**ABOUT THIS EXERCISE**
Filter on the word "ctfile": copy each matching line from the listing below.

**SUPPLIED MATERIAL**
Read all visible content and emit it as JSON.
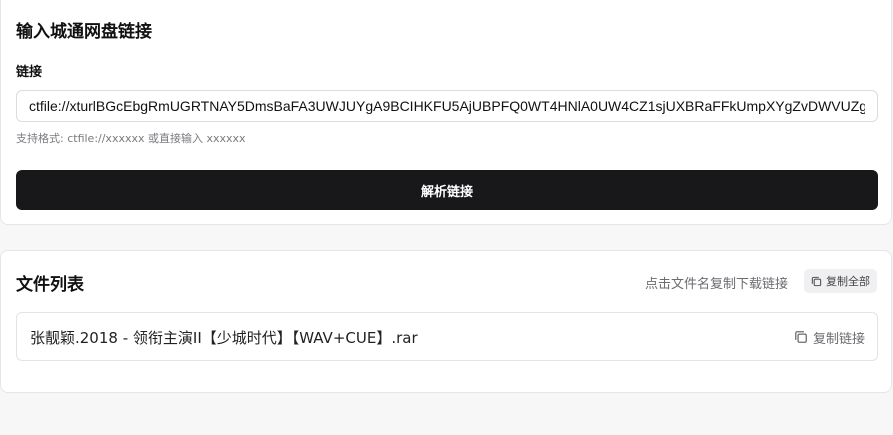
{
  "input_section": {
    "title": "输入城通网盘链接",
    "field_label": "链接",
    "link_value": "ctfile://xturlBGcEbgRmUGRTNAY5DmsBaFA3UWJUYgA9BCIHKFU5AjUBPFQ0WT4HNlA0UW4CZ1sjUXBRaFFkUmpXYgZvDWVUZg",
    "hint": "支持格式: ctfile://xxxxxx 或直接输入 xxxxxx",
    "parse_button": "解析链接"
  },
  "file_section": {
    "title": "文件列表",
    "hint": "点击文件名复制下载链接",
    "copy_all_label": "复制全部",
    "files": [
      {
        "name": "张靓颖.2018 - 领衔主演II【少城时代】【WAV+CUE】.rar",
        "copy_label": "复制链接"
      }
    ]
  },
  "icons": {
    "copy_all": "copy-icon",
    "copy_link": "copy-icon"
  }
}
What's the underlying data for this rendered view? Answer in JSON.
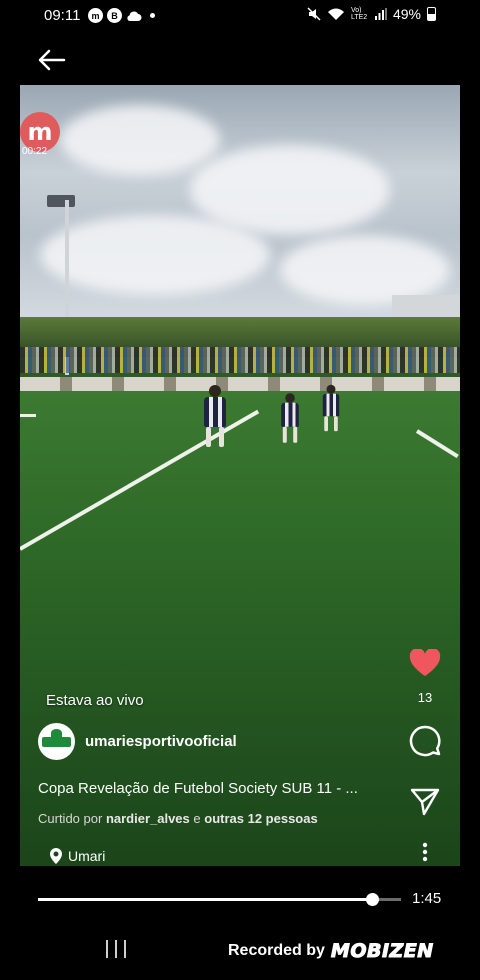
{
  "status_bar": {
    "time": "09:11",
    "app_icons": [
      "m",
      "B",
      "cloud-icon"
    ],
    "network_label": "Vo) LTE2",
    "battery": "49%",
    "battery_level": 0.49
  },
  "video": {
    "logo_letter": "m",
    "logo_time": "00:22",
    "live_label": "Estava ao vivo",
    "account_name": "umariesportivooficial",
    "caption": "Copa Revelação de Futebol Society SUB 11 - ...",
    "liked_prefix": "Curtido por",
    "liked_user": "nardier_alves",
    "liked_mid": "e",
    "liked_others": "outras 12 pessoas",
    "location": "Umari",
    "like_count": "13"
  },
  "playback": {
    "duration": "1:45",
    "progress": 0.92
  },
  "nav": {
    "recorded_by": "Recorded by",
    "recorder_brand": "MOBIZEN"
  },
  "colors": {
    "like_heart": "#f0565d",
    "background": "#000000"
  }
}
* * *
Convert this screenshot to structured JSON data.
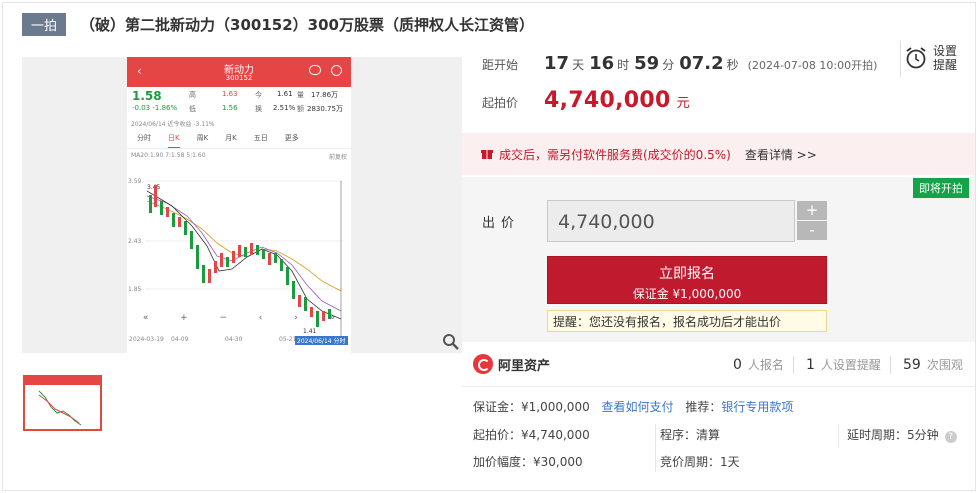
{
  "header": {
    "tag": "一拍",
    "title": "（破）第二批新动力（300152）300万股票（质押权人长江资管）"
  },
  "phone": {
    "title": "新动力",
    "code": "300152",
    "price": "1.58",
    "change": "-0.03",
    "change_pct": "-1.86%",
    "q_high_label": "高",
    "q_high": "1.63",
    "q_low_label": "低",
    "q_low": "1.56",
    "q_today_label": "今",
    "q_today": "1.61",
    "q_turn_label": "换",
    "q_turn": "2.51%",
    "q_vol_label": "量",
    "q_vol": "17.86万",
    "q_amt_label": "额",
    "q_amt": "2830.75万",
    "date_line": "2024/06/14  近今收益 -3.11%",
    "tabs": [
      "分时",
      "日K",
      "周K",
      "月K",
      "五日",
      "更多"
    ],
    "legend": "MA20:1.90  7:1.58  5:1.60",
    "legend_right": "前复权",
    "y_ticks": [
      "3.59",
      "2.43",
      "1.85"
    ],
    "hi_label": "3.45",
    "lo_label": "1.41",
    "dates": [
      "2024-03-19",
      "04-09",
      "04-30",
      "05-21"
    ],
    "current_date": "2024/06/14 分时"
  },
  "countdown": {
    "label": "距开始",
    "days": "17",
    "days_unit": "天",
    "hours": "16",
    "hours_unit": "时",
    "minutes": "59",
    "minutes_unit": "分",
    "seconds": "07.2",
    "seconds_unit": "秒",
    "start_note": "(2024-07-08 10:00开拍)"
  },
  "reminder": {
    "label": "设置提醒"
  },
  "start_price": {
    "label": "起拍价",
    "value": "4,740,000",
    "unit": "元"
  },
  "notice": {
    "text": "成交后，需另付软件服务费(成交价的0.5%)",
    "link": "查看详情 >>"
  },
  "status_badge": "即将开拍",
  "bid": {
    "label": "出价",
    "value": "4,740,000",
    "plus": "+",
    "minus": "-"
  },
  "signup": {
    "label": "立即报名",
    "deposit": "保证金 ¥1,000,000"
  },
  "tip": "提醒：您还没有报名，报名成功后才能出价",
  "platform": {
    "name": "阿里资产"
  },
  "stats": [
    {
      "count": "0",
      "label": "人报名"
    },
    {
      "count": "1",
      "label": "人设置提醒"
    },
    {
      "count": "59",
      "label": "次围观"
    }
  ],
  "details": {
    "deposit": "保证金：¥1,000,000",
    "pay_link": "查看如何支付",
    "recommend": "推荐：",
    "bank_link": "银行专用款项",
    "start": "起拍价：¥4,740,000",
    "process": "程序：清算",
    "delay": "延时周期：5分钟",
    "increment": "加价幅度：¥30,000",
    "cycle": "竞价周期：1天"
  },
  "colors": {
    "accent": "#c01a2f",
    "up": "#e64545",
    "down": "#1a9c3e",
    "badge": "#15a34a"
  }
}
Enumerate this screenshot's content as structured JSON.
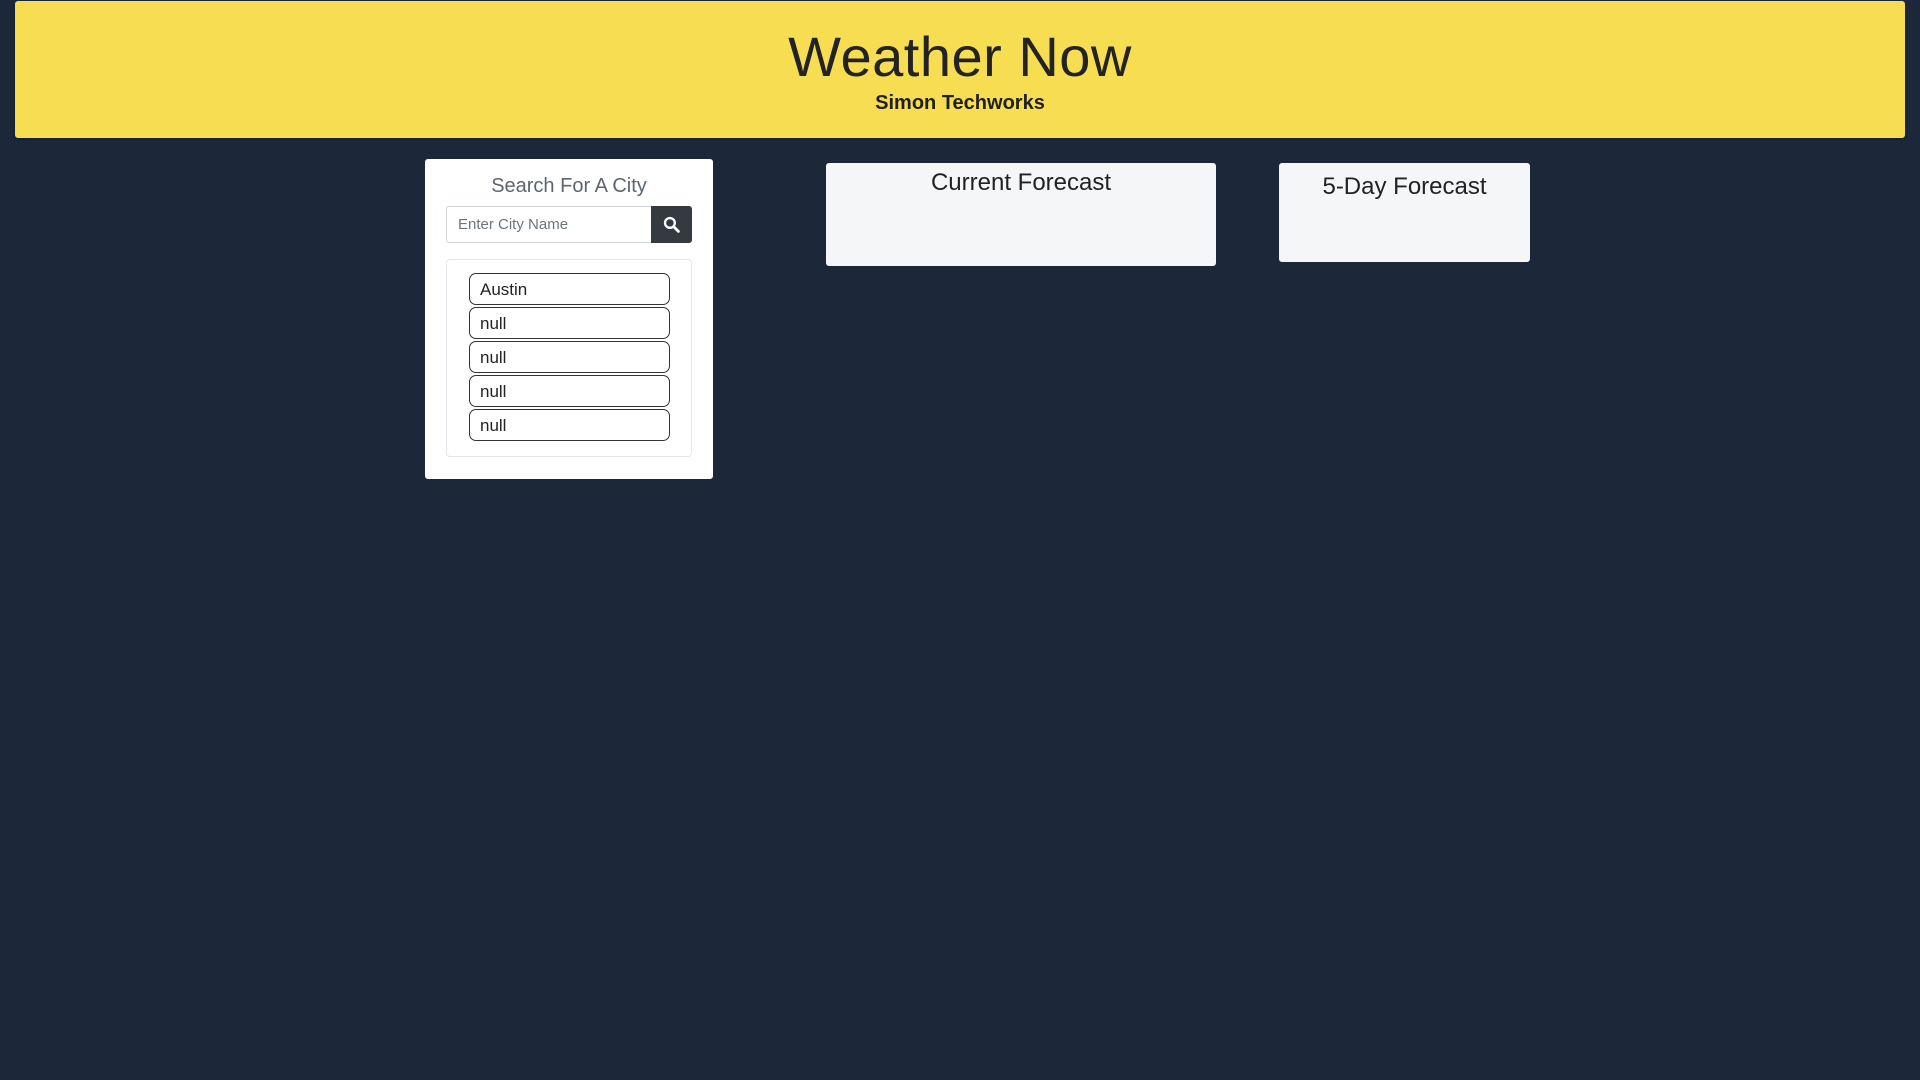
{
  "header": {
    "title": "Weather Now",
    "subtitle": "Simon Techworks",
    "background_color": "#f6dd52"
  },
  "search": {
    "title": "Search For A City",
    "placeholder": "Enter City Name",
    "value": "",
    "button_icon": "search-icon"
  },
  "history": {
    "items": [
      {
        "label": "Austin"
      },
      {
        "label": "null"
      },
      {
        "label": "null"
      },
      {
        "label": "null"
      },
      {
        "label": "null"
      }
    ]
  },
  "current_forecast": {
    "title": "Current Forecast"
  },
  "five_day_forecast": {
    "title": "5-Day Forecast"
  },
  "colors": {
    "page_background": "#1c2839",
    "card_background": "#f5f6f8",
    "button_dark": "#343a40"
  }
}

**REPLY TO THE EXERCISE**
    "link_value": "ctfile://xturlBGcEbgRmUGRTNAY5DmsBaFA3UWJUYgA9BCIHKFU5AjUBPFQ0WT4HNlA0UW4CZ1sjUXBRaFFkUmpXYgZvDWVUZg",
    "hint": "支持格式: ctfile://xxxxxx 或直接输入 xxxxxx",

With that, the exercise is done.